#### [TRY IT]
Output the full set of records exactly.

(Records drawn from a dataset)
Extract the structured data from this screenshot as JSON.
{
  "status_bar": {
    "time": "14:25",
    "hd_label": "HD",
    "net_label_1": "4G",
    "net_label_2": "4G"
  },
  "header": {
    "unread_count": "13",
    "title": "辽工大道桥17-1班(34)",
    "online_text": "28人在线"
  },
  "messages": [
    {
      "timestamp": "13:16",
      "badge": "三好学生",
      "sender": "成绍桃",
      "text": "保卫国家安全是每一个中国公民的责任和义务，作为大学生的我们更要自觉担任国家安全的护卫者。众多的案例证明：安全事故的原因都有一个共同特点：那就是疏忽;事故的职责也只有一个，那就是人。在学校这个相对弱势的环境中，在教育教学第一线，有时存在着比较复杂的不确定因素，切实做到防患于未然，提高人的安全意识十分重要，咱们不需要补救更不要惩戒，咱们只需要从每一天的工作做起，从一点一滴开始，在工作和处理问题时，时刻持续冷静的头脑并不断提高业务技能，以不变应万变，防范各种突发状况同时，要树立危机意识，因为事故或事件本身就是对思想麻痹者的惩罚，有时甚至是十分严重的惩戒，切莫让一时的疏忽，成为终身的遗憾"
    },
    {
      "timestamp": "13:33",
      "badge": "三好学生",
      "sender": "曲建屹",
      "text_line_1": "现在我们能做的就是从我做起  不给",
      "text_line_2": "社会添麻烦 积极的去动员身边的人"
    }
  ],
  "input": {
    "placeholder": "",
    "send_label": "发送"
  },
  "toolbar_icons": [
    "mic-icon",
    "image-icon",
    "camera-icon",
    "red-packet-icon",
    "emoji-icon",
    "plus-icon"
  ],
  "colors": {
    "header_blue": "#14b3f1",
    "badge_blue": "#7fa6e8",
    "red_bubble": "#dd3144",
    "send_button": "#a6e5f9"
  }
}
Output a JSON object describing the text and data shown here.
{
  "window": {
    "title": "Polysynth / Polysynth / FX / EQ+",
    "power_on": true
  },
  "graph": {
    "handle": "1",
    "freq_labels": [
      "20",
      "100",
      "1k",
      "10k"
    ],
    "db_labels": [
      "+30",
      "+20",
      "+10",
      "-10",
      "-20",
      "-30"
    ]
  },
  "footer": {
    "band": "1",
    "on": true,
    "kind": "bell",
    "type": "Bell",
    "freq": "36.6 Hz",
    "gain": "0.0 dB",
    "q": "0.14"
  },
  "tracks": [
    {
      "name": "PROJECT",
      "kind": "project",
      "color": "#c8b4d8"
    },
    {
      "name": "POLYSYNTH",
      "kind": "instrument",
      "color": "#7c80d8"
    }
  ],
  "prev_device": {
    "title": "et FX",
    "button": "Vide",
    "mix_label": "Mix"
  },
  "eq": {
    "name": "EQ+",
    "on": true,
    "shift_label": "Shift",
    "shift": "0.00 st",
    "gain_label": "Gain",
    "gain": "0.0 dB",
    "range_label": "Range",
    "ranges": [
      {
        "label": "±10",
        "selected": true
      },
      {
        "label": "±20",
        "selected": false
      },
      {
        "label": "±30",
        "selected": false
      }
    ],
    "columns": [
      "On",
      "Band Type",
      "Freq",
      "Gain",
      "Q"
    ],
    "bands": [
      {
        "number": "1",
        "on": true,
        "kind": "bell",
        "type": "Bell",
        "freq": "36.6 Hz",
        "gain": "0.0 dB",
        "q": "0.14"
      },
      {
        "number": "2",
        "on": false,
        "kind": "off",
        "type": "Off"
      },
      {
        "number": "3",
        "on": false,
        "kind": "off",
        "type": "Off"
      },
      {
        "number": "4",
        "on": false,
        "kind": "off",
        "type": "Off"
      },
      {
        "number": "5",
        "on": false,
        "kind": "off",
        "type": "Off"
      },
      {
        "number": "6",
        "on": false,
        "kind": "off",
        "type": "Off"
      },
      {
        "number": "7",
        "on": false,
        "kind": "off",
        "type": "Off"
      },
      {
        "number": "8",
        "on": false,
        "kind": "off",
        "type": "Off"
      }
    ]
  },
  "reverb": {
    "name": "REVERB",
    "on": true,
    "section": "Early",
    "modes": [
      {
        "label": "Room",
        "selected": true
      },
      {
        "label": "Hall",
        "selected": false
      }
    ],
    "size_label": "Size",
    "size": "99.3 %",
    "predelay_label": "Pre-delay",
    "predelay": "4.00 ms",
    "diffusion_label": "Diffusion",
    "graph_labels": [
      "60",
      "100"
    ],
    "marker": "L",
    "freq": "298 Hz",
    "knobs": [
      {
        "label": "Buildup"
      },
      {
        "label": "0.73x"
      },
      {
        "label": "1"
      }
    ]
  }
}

#### [REPLY TO THE TASK]
Extract the structured data from this screenshot as JSON.
{
  "status_bar": {
    "time": "14:25",
    "hd_label": "HD",
    "net_label_1": "4G",
    "net_label_2": "4G"
  },
  "header": {
    "unread_count": "13",
    "title": "辽工大道桥17-1班(34)",
    "online_text": "28人在线"
  },
  "messages": [
    {
      "timestamp": "13:16",
      "badge": "三好学生",
      "sender": "成绍桃",
      "text": "保卫国家安全是每一个中国公民的责任和义务，作为大学生的我们更要自觉担任国家安全的护卫者。众多的案例证明：安全事故的原因都有一个共同特点：那就是疏忽;事故的职责也只有一个，那就是人。在学校这个相对弱势的环境中，在教育教学第一线，有时存在着比较复杂的不确定因素，切实做到防患于未然，提高人的安全意识十分重要，咱们不需要补救更不要惩戒，咱们只需要从每一天的工作做起，从一点一滴开始，在工作和处理问题时，时刻持续冷静的头脑并不断提高业务技能，以不变应万变，防范各种突发状况同时，要树立危机意识，因为事故或事件本身就是对思想麻痹者的惩罚，有时甚至是十分严重的惩戒，切莫让一时的疏忽，成为终身的遗憾"
    },
    {
      "timestamp": "13:33",
      "badge": "三好学生",
      "sender": "曲建屹",
      "text_line_1": "现在我们能做的就是从我做起  不给",
      "text_line_2": "社会添麻烦 积极的去动员身边的人"
    }
  ],
  "input": {
    "placeholder": "",
    "send_label": "发送"
  },
  "toolbar_icons": [
    "mic-icon",
    "image-icon",
    "camera-icon",
    "red-packet-icon",
    "emoji-icon",
    "plus-icon"
  ],
  "colors": {
    "header_blue": "#14b3f1",
    "badge_blue": "#7fa6e8",
    "red_bubble": "#dd3144",
    "send_button": "#a6e5f9"
  }
}
Output a JSON object describing the text and data shown here.
{
  "window": {
    "title": "Polysynth / Polysynth / FX / EQ+",
    "power_on": true
  },
  "graph": {
    "handle": "1",
    "freq_labels": [
      "20",
      "100",
      "1k",
      "10k"
    ],
    "db_labels": [
      "+30",
      "+20",
      "+10",
      "-10",
      "-20",
      "-30"
    ]
  },
  "footer": {
    "band": "1",
    "on": true,
    "kind": "bell",
    "type": "Bell",
    "freq": "36.6 Hz",
    "gain": "0.0 dB",
    "q": "0.14"
  },
  "tracks": [
    {
      "name": "PROJECT",
      "kind": "project",
      "color": "#c8b4d8"
    },
    {
      "name": "POLYSYNTH",
      "kind": "instrument",
      "color": "#7c80d8"
    }
  ],
  "prev_device": {
    "title": "et FX",
    "button": "Vide",
    "mix_label": "Mix"
  },
  "eq": {
    "name": "EQ+",
    "on": true,
    "shift_label": "Shift",
    "shift": "0.00 st",
    "gain_label": "Gain",
    "gain": "0.0 dB",
    "range_label": "Range",
    "ranges": [
      {
        "label": "±10",
        "selected": true
      },
      {
        "label": "±20",
        "selected": false
      },
      {
        "label": "±30",
        "selected": false
      }
    ],
    "columns": [
      "On",
      "Band Type",
      "Freq",
      "Gain",
      "Q"
    ],
    "bands": [
      {
        "number": "1",
        "on": true,
        "kind": "bell",
        "type": "Bell",
        "freq": "36.6 Hz",
        "gain": "0.0 dB",
        "q": "0.14"
      },
      {
        "number": "2",
        "on": false,
        "kind": "off",
        "type": "Off"
      },
      {
        "number": "3",
        "on": false,
        "kind": "off",
        "type": "Off"
      },
      {
        "number": "4",
        "on": false,
        "kind": "off",
        "type": "Off"
      },
      {
        "number": "5",
        "on": false,
        "kind": "off",
        "type": "Off"
      },
      {
        "number": "6",
        "on": false,
        "kind": "off",
        "type": "Off"
      },
      {
        "number": "7",
        "on": false,
        "kind": "off",
        "type": "Off"
      },
      {
        "number": "8",
        "on": false,
        "kind": "off",
        "type": "Off"
      }
    ]
  },
  "reverb": {
    "name": "REVERB",
    "on": true,
    "section": "Early",
    "modes": [
      {
        "label": "Room",
        "selected": true
      },
      {
        "label": "Hall",
        "selected": false
      }
    ],
    "size_label": "Size",
    "size": "99.3 %",
    "predelay_label": "Pre-delay",
    "predelay": "4.00 ms",
    "diffusion_label": "Diffusion",
    "graph_labels": [
      "60",
      "100"
    ],
    "marker": "L",
    "freq": "298 Hz",
    "knobs": [
      {
        "label": "Buildup"
      },
      {
        "label": "0.73x"
      },
      {
        "label": "1"
      }
    ]
  }
}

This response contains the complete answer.